(DATASET Opens)

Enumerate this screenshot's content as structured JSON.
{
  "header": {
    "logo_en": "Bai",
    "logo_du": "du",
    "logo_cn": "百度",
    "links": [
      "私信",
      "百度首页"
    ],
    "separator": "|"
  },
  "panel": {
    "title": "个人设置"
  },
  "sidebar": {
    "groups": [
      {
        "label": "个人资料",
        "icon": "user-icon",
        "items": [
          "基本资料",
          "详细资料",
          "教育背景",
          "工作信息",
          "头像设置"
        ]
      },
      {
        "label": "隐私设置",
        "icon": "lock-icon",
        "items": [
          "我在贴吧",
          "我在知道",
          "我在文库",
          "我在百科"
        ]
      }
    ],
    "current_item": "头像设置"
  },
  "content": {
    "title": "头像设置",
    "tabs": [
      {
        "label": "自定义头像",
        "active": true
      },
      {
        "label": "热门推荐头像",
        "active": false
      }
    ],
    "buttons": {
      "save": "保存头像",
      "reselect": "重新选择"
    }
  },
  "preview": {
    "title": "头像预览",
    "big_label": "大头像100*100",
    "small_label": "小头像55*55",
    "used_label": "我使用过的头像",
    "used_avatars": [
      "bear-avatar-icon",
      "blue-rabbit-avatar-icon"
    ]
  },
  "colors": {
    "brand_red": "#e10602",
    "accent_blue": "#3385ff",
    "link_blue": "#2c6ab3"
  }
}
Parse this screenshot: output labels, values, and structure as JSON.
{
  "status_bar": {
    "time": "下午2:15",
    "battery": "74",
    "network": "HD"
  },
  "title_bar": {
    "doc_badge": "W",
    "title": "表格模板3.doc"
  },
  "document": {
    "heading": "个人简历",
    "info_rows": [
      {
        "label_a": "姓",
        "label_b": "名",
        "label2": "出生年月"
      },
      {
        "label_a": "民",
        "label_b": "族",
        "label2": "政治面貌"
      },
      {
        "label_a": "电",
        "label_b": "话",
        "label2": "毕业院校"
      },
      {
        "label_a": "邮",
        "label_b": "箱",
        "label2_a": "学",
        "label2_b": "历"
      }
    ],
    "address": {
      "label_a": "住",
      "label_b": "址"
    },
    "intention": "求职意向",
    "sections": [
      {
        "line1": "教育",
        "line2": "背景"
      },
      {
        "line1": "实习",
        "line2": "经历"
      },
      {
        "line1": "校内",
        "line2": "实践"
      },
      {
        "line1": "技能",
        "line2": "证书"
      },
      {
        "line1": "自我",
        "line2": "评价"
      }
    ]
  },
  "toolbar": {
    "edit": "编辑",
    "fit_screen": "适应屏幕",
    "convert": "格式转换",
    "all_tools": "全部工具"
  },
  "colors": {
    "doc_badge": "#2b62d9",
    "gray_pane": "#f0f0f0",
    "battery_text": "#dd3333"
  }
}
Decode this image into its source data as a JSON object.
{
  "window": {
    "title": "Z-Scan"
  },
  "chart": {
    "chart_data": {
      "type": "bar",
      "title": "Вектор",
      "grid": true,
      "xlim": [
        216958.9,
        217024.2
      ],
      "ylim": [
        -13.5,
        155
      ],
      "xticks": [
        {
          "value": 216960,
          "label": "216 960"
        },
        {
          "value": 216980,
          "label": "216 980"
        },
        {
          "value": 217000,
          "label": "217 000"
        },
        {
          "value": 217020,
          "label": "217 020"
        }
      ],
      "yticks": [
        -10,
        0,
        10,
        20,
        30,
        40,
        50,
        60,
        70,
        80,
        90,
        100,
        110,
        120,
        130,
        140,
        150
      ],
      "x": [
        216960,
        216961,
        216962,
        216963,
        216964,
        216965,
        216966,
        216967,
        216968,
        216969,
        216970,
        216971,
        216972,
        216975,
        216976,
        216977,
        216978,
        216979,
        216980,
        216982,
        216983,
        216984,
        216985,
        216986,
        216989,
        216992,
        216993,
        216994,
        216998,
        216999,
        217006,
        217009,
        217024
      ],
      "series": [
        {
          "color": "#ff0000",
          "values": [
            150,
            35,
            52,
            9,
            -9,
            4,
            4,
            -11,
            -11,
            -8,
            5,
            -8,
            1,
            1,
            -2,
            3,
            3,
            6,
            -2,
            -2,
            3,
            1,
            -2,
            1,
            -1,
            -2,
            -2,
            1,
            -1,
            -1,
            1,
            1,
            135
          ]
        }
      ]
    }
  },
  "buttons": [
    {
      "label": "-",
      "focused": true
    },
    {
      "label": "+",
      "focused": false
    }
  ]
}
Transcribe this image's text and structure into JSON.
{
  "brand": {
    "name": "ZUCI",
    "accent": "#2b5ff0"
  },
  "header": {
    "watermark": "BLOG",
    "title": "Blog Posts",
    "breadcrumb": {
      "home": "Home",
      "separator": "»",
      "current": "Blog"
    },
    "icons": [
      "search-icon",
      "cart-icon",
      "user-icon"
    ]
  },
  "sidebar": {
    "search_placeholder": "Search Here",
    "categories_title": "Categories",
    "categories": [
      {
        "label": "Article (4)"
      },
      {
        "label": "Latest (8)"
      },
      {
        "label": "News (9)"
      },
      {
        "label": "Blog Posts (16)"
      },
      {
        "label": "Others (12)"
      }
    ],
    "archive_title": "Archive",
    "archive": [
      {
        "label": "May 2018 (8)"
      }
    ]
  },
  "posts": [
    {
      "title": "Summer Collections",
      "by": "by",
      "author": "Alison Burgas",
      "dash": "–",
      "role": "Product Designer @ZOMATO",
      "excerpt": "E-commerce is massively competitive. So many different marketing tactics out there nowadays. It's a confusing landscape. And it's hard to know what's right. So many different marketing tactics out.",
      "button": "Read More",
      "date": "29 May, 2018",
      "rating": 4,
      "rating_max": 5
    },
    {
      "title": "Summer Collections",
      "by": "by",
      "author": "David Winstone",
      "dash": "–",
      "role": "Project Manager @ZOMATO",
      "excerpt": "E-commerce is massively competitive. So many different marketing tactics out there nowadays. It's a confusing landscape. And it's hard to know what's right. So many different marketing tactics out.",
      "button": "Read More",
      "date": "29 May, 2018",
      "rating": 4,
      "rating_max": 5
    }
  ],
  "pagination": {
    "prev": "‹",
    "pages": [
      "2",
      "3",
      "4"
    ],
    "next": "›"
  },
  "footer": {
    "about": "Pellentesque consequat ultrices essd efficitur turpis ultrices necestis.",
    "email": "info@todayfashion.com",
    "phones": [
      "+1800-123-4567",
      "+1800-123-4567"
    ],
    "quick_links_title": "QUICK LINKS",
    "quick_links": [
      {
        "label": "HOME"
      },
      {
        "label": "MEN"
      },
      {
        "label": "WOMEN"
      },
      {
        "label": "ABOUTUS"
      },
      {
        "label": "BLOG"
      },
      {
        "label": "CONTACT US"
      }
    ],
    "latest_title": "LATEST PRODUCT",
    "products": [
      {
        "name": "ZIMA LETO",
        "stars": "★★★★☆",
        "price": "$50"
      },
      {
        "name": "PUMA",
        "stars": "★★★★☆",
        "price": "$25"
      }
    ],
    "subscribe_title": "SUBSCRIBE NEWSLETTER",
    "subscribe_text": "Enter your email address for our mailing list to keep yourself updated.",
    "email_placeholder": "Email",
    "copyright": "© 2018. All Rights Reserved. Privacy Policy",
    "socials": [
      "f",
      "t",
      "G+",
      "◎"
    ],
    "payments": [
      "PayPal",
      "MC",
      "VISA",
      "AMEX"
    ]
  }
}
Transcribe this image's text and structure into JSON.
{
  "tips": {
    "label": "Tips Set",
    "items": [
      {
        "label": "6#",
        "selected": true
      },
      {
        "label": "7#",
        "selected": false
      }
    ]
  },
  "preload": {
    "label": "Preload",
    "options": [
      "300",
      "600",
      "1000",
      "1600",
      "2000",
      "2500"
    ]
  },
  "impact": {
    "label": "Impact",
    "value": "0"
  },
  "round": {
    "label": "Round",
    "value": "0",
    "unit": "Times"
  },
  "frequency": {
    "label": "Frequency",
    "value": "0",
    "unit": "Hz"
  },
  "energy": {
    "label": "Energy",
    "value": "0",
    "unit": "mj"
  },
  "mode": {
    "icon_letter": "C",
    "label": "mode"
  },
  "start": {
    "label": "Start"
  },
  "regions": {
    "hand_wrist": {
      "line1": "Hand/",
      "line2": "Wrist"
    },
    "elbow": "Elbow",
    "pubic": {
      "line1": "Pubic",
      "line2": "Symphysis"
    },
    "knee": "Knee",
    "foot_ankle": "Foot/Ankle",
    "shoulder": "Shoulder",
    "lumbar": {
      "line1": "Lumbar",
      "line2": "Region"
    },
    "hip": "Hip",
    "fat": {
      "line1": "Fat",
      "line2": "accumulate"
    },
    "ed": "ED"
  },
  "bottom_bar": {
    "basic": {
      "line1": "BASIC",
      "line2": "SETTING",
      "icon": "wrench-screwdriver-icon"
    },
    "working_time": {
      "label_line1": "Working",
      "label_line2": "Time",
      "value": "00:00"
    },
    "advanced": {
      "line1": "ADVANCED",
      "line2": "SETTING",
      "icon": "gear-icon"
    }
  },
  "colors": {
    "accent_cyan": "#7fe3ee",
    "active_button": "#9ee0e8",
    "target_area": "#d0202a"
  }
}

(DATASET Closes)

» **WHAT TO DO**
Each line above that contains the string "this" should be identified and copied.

» **FINISHED EXERCISE**
Enumerate this screenshot's content as structured JSON.
Parse this screenshot: output labels, values, and structure as JSON.
Decode this image into its source data as a JSON object.
Transcribe this image's text and structure into JSON.
Transcribe this image's text and structure into JSON.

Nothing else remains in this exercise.